So, since I have such an intelligent and well-read readership, I know ya’ll have heard of the concept of priming (or at least that, rather than admit that you don’t know what I’m talking about, will get thee to Wikipedia. Since I can totally relate to that impulse, I included a link. Because I’m nice that way. And, hey, it’s Christmas.)
Now, I’ve known about priming since I was an dewy-eyed college freshman in Psych 101 (Prob’ly before that, but my memories are sketch cuz I got my head rattled) and I’ve always regarded it with deep suspicion.
Think about it. Merely being exposed to an image or a word with a positive or negative connotation will affect your interpretation of the situation that follows. That’s brainwashing, right there. That’s wrong.
And because I had this big hangup about, you know, skewing my reaction to a situation, I resisted it, ignored the science and the implications and just carried on with my life.
We all know what’s coming, don’t we?
If the screen gets this rosy tinge to it, that’s me blushing. I’m pretty mortified at my findings.
Being of an inquiring and, may I say, intellectual nature, it occurred to me one day that I was actually using priming, unconsciously, in ways which were not to my advantage.
When there was something I didn’t want to do, I obsessed about how horrible it was going to be, what a waste of time all my unwanted commitments were going to be. And then, going in, the confirmation bias rears its ugly head (because you know me, I like to be right!) and things are every bit as sucky as I imagined. Yay, me.
So then I think, “Yeah, but, you know, these things I have to do could be just, objectively sucky.” Uh-huh. That one didn’t even make it past my bullshit detector.
So I resolve that I’m going to prime myself for a good outcome. I’m not “working on a group project by myself because everyone else has better things to do,” I’m, uh…..”I GET to work by myself and do some good thinking and planning about all the other projects I have on the go.”
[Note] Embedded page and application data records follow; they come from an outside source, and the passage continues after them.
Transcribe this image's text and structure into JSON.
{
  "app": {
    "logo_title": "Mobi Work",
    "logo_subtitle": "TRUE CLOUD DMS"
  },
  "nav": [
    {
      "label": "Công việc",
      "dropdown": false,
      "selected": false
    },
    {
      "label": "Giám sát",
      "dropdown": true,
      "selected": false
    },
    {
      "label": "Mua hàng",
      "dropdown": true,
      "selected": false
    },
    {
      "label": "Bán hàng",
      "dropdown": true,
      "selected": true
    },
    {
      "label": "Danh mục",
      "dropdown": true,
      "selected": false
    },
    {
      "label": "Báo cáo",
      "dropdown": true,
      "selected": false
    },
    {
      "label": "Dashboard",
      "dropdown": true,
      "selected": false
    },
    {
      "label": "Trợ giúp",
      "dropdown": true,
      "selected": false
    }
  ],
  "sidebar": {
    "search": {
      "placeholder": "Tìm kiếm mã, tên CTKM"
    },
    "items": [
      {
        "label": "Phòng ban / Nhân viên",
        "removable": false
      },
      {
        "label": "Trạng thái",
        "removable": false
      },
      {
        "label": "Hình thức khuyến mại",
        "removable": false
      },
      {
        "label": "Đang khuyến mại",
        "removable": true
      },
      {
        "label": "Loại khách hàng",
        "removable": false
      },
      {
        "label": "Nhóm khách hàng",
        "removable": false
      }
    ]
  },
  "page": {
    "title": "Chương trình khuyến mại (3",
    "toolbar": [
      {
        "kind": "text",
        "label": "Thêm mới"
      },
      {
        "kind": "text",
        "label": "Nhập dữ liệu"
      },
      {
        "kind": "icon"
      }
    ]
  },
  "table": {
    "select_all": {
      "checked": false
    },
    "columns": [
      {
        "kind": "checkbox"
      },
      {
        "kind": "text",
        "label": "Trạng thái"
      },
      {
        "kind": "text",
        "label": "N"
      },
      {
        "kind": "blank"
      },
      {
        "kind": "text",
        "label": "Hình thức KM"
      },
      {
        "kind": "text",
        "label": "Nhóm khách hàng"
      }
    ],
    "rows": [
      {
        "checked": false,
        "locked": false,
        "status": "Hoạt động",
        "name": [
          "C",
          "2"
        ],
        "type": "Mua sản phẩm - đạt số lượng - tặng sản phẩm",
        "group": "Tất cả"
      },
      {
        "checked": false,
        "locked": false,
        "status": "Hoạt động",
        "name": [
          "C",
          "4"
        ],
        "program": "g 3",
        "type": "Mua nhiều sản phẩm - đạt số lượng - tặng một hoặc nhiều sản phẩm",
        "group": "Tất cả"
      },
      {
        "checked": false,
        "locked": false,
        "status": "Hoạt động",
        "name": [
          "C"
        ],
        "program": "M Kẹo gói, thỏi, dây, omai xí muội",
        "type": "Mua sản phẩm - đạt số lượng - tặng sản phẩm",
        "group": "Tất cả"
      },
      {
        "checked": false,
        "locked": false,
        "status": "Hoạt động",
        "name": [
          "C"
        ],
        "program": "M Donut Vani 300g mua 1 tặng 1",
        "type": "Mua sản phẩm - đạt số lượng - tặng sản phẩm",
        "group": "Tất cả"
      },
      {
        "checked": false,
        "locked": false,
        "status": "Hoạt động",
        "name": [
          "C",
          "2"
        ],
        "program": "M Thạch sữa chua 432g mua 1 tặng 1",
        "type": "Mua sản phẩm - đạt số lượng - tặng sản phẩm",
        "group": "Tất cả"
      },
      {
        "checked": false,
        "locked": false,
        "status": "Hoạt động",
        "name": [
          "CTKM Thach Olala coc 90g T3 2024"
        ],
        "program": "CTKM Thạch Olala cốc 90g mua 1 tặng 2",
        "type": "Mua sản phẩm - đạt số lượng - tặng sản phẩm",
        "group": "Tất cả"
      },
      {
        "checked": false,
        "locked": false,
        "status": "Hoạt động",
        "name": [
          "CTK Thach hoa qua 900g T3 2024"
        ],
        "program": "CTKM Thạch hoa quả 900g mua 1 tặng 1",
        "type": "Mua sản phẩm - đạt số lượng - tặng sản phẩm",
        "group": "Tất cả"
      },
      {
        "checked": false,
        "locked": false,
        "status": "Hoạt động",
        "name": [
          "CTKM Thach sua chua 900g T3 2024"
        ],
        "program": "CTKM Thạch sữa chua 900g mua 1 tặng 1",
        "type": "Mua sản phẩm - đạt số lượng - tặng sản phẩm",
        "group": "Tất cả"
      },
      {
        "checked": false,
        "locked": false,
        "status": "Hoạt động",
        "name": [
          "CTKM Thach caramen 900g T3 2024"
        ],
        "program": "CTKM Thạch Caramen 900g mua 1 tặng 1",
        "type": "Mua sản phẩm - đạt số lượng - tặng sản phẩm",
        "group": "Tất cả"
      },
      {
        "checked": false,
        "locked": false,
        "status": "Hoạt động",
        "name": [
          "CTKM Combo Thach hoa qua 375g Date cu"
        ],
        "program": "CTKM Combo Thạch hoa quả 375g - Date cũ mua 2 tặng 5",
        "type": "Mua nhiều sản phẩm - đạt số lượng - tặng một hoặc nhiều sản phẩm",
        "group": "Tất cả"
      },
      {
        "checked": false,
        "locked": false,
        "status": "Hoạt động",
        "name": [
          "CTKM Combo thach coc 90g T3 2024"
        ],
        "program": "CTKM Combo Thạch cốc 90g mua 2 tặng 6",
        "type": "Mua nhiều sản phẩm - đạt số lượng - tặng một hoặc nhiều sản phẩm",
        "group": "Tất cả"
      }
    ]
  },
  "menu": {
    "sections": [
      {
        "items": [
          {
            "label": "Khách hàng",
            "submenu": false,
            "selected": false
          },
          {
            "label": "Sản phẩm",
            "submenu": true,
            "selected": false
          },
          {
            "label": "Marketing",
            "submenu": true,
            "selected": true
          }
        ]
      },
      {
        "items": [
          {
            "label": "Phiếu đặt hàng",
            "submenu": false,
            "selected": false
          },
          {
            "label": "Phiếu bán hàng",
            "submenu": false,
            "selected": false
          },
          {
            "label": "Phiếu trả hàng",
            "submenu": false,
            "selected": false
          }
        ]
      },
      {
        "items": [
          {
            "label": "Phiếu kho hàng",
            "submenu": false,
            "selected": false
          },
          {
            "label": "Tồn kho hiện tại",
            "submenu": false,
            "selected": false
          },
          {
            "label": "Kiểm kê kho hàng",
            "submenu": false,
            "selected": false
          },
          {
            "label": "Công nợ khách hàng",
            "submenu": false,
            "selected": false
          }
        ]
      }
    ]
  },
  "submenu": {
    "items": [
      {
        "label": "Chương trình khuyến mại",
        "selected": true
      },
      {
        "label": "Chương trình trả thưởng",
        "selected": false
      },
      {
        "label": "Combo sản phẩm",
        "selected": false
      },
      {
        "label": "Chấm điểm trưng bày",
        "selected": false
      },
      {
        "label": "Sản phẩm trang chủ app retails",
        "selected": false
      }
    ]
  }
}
So then while I was working, I tried planning, but I noticed this resentment kept popping up like every other thought. And when I tried to focus on all the pleasant planning I was doing (because I LOVE to
daydream plan), I noticed that I really didn’t want to let go of my resentment.
Black and White and Red all over
Yeah. So. That’s a hard pill to swallow. I was getting off on being angry, and put-upon, and feeling like I made sacrifices above and beyond what other people were doing. Color me mortified.
So then, I was forced to examine whether that was my whole resistance to priming as a whole: That I WANTED to wallow in my feelings, whatever they were.
My dear friend Scribbles (that’s the Vile Scribbler to YOU) has pointed out at various times how dumb it is that people often equate “authentic” with “baser, primitive” reactions and raise them upon a pedestal above reasoned, sophisticated reactions. Which is a point that has new resonance right now. Suddenly. Ouch. (Sorry, this wound is a bit raw yet).
With that object lesson firmly fixed in my head, I’m going to be paying a lot closer attention to what I choose to prime myself with. I’ve been moping about holiday traveling and christmassy overwhelm woes and the fact that the year is over and I didn’t get a damn thing done… Done. All done.
Because after I had that mortifying moment, I had the best day I’ve had in a long time. I got on a roll. I made it happen. I stopped at the end of the day without hardly a twinge of guilt, made supper for my husband and took the evening off because I could see that I was making my husband feel like he was worth less to me than my business, and that the sacrifices he was making were unappreciated. And I felt good.
To be honest, I felt like a fricking Pollyanna, and that was … weird. But in a good way. And I want it to happen more often.
Maybe you do, too. And to keep you from getting off the hook, put a blurb in the comments about what you’re going to change.
And Merry Christmas. Or whatever. Be cool.